Standard of Review
“The trial court is afforded broad discretion in assessing the admissibility of evidence. Its ruling on the admissibility of the evidence will not be interfered with on appeal absent a clear abuse of discretion.” State v. Mozee, 112 S.W.3d 102, 105 (Mo. App. 2003). “We review trial court decisions regarding the admissibility of evidence for prejudice, not mere error, and will reverse only if the error was so prejudicial that it deprived the defendant of a fair trial.” Id. (internal quotation marks and citations omitted).
As a general proposition, the credibility of witnesses is always a relevant issue. State v. Austin, 411 S.W.3d 284, 289(Mo. App. 2013). “A witness may be cross-examined about specific instances of his or her own conduct that speak to his or her character for truth and veracity, even if the issue is not material to the substantive issues in the case.” State v. Sauerby, 447 S.W.3d 780, 790 (Mo. App. 2014). “Such testimony may, however, be limited by the court if it is more prejudicial than probative.” Id.

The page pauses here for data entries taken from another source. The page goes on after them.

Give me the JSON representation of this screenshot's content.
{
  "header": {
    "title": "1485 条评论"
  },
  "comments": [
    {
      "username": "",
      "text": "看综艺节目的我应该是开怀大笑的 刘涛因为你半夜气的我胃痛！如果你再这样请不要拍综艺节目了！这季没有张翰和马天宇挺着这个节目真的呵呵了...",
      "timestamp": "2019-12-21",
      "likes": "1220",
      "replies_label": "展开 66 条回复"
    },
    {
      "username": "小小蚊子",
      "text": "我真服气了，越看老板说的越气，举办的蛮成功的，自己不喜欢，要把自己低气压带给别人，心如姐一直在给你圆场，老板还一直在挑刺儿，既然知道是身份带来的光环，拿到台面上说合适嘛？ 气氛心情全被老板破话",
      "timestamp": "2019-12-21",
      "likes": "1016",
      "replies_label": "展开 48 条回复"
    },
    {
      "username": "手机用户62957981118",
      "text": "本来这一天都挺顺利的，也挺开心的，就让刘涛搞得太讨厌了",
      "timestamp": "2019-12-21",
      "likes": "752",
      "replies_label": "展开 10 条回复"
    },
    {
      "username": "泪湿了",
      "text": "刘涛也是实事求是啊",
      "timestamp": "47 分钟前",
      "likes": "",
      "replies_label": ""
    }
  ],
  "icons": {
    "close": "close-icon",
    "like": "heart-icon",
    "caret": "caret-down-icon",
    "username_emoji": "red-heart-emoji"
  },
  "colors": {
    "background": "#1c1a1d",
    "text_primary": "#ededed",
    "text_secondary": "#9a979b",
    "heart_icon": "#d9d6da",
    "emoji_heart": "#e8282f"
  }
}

It was within the trial court's discretion to preclude A.R.'s testimony based on its determination that the testimony was irrelevant without an established time frame. Without an established time frame of when A.R. viewed or discussed pornographic movies, in relation to his statements about Defendant's actions, we cannot say that it was clearly against the logic of circumstances for the trial court to rule that impeaching A.R. was improper. Additionally, we find no prejudice was suffered by Defendant as a result of the trial court's ruling. A.R. was not the accuser in this case and only testified that he heard his sister crying and screaming in the middle of the night and witnessed Defendant present in her bedroom. We see no evidence on the record demonstrating that, had defense counsel been able to impeach A.R. regarding his prior viewing or discussion of pornographic videos, the outcome of the trial would have been different. Based on the record before the court, we cannot conclude that Defendant was deprived of his due process rights and find no abuse of discretion. Point three is denied.

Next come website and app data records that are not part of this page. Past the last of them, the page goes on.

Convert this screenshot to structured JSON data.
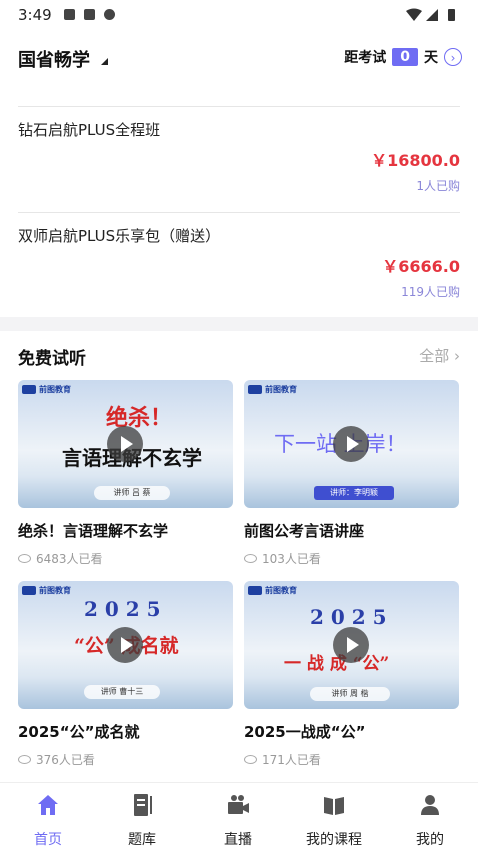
{
  "status_bar": {
    "time": "3:49"
  },
  "header": {
    "brand": "国省畅学",
    "exam_countdown": {
      "prefix": "距考试",
      "days": "0",
      "suffix": "天"
    }
  },
  "courses": [
    {
      "name": "钻石启航PLUS全程班",
      "price": "￥16800.0",
      "buyers": "1人已购"
    },
    {
      "name": "双师启航PLUS乐享包（赠送）",
      "price": "￥6666.0",
      "buyers": "119人已购"
    }
  ],
  "free_trial": {
    "title": "免费试听",
    "more": "全部",
    "videos": [
      {
        "title": "绝杀！言语理解不玄学",
        "views": "6483人已看",
        "thumb_line1": "绝杀！",
        "thumb_line2": "言语理解不玄学",
        "thumb_line3": "讲师 吕 蔡",
        "logo": "前图教育"
      },
      {
        "title": "前图公考言语讲座",
        "views": "103人已看",
        "thumb_line1": "下一站 上岸！",
        "thumb_line3": "讲师：李明颖",
        "logo": "前图教育"
      },
      {
        "title": "2025“公”成名就",
        "views": "376人已看",
        "thumb_line1": "2 0 2 5",
        "thumb_line2": "“公” 成名就",
        "thumb_line3": "讲师 曹十三",
        "logo": "前图教育"
      },
      {
        "title": "2025一战成“公”",
        "views": "171人已看",
        "thumb_line1": "2 0 2 5",
        "thumb_line2": "一 战 成 “公”",
        "thumb_line3": "讲师 周 楷",
        "logo": "前图教育"
      }
    ]
  },
  "tabs": [
    {
      "label": "首页",
      "icon": "home-icon",
      "active": true
    },
    {
      "label": "题库",
      "icon": "question-bank-icon",
      "active": false
    },
    {
      "label": "直播",
      "icon": "live-icon",
      "active": false
    },
    {
      "label": "我的课程",
      "icon": "my-courses-icon",
      "active": false
    },
    {
      "label": "我的",
      "icon": "profile-icon",
      "active": false
    }
  ],
  "colors": {
    "accent": "#6f6cf3",
    "price": "#e5353f",
    "buyers": "#8a86d8"
  }
}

We conclude, therefore, that the trial court did not err in running the sentences for Counts I, III and IV consecutively because the language of Section 558.026 clearly and unambiguously required that Defendant be sentenced consecutively. Additionally, we find no abuse of discretion in the trial court's decision to sustain the State's objection to Dr. Fanetti's testimony regarding his PEFIC protocol. Finally, we hold that the trial court did not abuse its discretion in sustaining the State's objection to defense counsel's attempt to impeach A.R. with his prior deposition testimony. We affirm.
1. All references are to Missouri Supreme Court Rules.

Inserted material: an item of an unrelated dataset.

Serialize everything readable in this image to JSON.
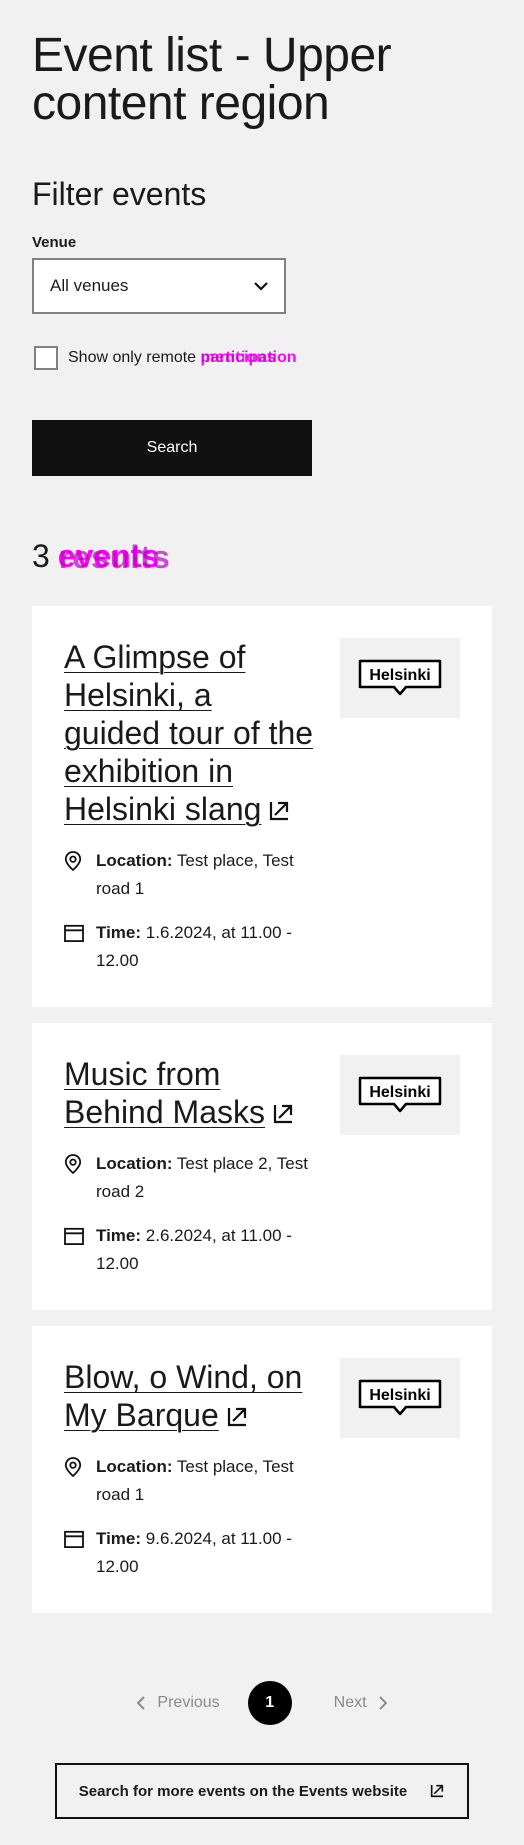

2. All statutory references are to Revised Statutes of Missouri (RSMo) as supplemented until January 1, 2017 unless otherwise noted.
3. Frye v. United States, 293 F. 1013 (D.C.Cir.1923)
Anthony Rex Gabbert, Judge